* _TASK DIRECTIONS_
For the listing below, give the count of lines containing "accent", and no other text.

* _INFORMATION GIVEN_
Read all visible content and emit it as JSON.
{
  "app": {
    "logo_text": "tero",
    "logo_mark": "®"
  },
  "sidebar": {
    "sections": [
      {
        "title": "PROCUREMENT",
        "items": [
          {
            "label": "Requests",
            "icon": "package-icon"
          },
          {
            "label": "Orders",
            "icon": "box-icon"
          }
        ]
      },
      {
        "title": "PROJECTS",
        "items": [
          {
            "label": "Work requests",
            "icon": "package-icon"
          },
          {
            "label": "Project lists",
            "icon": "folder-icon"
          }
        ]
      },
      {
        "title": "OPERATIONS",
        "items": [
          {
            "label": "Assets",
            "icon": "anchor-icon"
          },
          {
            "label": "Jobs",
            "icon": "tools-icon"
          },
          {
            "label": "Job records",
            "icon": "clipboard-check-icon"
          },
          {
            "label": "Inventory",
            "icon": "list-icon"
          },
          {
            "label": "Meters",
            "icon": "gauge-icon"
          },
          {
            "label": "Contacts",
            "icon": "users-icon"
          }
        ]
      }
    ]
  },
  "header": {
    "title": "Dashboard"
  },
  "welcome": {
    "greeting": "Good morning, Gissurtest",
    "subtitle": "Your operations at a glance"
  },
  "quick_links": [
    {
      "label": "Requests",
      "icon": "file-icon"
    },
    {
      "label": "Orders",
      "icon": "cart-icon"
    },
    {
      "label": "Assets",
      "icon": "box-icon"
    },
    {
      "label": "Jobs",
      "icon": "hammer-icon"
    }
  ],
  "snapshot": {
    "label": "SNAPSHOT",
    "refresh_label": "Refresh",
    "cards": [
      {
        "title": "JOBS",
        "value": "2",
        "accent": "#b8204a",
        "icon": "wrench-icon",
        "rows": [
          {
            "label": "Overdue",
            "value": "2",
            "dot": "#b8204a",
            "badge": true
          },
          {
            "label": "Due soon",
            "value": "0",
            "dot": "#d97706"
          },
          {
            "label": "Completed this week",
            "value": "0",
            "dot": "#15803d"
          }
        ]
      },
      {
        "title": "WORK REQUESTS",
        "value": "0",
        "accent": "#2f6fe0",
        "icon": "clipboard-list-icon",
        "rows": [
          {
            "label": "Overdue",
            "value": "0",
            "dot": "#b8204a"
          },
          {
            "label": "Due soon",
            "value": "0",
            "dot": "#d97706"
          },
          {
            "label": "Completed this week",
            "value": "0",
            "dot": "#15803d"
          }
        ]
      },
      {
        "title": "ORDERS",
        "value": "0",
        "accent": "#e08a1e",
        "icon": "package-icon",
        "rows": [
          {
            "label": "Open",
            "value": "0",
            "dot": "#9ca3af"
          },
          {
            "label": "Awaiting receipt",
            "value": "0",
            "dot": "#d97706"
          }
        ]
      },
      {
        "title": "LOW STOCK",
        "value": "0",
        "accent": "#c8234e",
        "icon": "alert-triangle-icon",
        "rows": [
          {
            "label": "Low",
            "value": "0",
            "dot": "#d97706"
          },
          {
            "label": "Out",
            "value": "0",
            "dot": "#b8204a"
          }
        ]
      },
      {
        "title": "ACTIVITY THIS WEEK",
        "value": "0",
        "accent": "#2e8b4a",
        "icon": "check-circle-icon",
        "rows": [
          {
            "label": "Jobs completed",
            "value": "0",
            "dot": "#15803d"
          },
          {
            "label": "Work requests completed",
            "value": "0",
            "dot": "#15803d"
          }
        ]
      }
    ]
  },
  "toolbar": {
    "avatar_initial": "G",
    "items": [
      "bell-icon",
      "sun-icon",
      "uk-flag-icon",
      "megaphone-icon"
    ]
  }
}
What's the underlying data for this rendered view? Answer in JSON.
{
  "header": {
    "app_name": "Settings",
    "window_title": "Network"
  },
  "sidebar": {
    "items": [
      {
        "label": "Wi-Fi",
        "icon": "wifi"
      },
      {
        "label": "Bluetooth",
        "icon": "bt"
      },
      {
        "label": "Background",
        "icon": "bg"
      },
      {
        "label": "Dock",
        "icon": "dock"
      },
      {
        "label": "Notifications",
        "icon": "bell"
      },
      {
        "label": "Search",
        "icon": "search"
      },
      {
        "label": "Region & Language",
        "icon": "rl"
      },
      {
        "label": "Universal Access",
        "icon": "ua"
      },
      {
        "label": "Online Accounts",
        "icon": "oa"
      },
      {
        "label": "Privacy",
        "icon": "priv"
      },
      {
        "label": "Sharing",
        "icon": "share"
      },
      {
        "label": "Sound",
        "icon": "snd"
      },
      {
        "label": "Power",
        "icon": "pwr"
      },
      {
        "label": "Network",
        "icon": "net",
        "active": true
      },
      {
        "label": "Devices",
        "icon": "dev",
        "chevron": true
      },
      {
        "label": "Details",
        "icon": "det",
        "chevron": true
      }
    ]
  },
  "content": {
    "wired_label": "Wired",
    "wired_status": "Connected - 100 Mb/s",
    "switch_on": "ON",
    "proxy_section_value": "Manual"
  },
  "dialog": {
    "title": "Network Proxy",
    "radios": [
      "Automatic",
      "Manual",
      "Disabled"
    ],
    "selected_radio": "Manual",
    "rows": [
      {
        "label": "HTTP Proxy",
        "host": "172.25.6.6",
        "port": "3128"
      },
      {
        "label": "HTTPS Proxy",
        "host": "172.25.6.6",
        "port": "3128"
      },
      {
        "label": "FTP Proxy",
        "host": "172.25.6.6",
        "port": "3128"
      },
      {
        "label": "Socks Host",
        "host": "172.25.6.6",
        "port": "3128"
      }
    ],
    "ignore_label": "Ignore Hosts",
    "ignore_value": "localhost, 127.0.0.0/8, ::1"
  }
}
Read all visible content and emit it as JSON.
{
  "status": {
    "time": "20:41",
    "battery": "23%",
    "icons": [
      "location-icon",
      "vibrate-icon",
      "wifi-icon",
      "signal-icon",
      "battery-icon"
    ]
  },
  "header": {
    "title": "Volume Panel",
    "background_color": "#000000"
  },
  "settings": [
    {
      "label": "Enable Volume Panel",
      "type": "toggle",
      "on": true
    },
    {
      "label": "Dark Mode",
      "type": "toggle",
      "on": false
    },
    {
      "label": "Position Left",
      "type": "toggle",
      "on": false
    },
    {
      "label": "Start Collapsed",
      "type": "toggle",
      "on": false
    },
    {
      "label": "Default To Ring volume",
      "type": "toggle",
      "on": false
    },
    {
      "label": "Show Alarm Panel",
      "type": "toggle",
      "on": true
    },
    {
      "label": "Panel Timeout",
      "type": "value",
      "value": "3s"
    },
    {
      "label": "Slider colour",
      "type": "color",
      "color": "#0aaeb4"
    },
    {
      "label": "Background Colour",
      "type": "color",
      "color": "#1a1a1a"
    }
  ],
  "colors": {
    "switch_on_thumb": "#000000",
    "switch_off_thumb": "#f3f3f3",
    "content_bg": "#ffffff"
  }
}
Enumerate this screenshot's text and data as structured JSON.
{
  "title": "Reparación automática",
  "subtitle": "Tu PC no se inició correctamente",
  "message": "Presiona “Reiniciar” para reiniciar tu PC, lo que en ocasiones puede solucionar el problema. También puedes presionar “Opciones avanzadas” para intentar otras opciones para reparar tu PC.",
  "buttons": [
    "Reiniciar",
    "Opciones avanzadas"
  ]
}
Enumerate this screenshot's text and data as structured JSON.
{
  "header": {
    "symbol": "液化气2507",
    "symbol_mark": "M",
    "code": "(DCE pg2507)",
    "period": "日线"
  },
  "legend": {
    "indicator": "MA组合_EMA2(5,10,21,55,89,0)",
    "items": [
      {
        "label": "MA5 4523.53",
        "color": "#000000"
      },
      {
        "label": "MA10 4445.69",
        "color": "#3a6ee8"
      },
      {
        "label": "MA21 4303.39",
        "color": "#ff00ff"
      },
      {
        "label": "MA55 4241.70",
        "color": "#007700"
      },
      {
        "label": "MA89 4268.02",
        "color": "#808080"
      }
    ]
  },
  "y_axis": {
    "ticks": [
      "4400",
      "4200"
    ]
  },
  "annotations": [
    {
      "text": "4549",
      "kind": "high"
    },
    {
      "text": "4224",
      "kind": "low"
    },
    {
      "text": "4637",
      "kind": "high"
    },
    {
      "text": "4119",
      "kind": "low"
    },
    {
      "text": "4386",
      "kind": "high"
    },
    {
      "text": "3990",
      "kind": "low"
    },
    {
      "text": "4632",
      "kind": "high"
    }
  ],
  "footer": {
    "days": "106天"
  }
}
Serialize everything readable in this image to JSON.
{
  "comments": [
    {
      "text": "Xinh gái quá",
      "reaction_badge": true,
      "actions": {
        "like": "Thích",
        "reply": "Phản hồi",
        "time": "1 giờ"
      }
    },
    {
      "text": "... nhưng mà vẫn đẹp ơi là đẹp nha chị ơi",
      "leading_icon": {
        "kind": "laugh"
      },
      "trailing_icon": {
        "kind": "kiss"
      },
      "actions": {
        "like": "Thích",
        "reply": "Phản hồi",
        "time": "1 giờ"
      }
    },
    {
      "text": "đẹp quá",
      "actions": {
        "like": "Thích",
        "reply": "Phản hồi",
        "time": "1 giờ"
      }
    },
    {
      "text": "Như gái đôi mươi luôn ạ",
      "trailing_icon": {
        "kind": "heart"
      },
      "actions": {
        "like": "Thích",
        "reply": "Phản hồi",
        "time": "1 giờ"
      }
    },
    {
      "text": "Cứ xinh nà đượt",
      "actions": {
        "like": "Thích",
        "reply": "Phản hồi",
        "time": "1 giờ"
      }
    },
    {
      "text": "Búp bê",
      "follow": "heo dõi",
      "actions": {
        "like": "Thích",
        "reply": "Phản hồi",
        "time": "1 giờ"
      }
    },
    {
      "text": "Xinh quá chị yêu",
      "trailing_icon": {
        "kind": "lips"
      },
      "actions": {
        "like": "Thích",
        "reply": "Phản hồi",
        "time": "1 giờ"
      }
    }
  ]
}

* _RESULT OF THE EXERCISE_
5